Dataset rows for apps and sites:
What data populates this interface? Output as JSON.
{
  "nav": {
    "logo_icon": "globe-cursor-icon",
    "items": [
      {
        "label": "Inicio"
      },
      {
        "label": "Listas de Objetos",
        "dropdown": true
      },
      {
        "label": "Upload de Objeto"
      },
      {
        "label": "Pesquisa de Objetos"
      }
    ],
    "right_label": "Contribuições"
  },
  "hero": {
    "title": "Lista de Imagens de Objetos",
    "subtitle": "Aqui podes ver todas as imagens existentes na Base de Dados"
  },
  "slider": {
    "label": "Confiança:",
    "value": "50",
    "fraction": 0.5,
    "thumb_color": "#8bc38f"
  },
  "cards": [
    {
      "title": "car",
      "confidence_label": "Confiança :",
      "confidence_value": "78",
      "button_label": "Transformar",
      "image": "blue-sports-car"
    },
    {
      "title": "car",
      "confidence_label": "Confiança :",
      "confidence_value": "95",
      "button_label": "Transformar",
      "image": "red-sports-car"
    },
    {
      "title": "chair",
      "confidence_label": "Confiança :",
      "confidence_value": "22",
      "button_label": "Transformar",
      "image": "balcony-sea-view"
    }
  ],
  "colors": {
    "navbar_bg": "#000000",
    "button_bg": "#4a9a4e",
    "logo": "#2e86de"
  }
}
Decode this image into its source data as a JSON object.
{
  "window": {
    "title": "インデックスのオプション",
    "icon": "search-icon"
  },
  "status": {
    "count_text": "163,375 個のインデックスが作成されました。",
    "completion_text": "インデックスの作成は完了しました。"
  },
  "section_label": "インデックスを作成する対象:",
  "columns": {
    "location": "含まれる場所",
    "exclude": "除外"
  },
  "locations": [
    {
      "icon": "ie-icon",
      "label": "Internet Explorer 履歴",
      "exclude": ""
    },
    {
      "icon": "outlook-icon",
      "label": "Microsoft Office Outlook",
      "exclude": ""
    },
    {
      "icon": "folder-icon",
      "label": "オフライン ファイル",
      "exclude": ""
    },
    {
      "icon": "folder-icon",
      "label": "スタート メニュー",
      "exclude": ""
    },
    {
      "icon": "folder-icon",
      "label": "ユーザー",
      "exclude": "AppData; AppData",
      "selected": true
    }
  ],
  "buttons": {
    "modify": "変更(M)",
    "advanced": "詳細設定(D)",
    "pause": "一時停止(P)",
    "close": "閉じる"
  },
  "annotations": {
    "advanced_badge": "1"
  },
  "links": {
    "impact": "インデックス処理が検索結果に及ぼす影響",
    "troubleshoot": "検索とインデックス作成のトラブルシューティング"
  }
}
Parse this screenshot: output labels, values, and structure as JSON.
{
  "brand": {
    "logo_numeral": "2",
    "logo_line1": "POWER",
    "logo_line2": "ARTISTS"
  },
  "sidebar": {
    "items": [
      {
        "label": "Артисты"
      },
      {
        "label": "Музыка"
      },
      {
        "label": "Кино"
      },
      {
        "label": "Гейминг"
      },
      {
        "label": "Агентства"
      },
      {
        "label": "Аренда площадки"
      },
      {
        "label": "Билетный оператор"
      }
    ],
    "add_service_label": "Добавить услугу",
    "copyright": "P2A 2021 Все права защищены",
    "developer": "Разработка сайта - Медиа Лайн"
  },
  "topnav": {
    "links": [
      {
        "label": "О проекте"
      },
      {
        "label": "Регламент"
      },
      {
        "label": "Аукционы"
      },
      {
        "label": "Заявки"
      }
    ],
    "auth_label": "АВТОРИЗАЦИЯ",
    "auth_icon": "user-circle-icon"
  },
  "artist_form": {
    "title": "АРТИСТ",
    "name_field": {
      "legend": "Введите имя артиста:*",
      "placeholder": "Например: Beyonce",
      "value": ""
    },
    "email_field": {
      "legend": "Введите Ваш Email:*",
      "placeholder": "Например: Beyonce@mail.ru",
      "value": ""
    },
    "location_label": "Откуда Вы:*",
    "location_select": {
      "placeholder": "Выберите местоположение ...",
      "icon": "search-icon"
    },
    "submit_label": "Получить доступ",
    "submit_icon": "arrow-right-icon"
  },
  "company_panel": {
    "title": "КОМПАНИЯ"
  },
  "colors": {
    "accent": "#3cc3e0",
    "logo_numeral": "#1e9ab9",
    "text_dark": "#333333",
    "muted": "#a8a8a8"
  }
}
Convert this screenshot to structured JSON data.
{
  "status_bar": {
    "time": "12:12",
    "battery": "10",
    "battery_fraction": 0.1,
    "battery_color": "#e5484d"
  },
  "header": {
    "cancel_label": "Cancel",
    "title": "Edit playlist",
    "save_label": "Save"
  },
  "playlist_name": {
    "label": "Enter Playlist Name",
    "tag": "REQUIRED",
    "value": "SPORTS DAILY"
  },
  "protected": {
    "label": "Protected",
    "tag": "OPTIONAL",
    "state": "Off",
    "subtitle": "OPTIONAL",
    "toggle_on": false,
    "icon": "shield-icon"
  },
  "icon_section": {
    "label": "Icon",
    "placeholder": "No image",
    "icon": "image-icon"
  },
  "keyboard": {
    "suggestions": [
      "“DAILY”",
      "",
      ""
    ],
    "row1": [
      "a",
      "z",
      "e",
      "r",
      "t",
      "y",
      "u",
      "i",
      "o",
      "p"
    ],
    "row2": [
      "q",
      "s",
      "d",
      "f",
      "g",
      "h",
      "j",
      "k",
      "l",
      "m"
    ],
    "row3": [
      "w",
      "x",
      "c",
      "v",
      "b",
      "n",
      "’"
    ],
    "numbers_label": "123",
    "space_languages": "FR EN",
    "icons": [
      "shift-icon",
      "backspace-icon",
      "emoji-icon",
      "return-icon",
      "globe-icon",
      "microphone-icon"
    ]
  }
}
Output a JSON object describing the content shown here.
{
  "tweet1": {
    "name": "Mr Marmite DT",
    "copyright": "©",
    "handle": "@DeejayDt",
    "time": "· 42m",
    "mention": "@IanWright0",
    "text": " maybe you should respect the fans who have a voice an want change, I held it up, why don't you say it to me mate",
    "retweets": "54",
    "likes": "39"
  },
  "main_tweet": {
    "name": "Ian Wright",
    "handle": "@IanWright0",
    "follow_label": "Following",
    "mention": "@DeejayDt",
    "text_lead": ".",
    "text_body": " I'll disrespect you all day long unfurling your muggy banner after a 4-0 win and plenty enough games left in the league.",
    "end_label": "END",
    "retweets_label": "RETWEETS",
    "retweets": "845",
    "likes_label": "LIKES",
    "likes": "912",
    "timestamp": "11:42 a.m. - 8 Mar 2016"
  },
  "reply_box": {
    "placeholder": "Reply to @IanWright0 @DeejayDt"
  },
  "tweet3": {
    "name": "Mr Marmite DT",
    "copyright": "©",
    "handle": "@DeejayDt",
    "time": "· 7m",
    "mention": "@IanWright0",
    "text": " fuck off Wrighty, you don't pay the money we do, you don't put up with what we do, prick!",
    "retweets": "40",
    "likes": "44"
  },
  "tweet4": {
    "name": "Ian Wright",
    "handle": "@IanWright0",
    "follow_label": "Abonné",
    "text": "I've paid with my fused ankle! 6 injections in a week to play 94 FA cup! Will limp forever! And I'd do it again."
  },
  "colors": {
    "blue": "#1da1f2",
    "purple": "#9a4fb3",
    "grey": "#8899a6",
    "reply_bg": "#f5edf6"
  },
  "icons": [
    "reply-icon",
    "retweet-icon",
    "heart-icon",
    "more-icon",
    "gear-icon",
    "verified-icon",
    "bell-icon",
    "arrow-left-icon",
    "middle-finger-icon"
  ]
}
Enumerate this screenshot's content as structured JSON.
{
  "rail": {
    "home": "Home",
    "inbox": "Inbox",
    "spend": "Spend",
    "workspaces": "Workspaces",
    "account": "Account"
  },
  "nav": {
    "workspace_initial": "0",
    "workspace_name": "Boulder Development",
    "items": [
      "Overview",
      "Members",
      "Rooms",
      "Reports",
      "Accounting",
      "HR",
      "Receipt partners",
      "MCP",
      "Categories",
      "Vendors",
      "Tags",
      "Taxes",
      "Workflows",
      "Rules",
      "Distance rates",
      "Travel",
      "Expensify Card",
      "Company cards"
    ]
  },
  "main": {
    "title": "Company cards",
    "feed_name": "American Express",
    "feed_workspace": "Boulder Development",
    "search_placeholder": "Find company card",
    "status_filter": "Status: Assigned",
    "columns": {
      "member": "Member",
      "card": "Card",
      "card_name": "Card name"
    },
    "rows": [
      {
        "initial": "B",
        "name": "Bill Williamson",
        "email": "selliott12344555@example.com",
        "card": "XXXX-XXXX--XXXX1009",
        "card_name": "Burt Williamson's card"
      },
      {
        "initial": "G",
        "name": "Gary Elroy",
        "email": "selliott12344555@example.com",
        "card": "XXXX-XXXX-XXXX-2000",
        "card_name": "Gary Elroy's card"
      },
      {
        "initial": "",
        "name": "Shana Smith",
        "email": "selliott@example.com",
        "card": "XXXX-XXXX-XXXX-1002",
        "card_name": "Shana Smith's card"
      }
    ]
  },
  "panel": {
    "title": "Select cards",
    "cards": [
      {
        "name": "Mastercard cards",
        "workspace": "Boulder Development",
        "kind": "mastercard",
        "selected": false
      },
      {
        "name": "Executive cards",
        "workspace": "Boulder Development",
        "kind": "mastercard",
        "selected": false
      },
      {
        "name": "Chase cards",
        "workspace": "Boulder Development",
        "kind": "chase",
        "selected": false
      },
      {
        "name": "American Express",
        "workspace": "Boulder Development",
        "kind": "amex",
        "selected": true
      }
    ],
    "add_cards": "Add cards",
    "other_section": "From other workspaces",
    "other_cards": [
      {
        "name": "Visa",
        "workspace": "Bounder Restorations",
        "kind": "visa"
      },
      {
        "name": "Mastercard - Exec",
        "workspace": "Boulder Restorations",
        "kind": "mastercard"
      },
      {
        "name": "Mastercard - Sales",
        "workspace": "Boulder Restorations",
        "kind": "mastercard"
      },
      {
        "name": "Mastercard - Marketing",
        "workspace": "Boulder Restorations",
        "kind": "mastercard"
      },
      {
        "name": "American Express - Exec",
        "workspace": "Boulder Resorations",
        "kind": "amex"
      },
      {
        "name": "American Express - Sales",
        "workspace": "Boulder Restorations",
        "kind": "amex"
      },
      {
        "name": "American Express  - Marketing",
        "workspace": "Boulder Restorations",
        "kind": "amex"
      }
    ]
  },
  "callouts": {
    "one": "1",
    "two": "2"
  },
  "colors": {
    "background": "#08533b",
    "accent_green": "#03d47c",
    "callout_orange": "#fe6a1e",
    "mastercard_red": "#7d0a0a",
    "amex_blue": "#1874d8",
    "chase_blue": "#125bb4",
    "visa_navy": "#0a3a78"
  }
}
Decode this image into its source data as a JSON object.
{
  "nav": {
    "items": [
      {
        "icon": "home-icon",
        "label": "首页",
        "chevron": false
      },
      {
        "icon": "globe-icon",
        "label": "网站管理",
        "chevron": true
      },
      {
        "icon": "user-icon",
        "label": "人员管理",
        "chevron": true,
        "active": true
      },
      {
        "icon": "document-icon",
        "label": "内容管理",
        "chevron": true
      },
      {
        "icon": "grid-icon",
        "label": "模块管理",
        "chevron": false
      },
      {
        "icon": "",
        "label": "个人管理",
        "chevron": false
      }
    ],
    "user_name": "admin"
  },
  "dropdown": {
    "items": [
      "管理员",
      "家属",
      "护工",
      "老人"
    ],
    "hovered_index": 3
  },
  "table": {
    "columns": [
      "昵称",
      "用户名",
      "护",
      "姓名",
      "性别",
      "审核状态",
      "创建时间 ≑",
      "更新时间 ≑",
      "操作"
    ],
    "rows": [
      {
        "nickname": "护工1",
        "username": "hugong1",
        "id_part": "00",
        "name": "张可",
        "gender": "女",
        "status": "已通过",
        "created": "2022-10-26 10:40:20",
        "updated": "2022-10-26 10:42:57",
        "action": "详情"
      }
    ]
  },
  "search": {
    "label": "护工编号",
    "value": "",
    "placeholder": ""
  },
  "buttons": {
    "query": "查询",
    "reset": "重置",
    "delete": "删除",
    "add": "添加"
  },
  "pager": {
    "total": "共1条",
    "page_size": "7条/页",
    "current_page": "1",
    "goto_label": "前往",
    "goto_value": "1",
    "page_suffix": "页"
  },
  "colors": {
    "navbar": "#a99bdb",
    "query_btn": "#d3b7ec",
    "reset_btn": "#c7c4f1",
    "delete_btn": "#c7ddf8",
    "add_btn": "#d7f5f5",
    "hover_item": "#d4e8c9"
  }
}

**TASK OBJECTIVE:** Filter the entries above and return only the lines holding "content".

**RESULT:**
Output a JSON object describing the content shown here.
Enumerate this screenshot's content as structured JSON.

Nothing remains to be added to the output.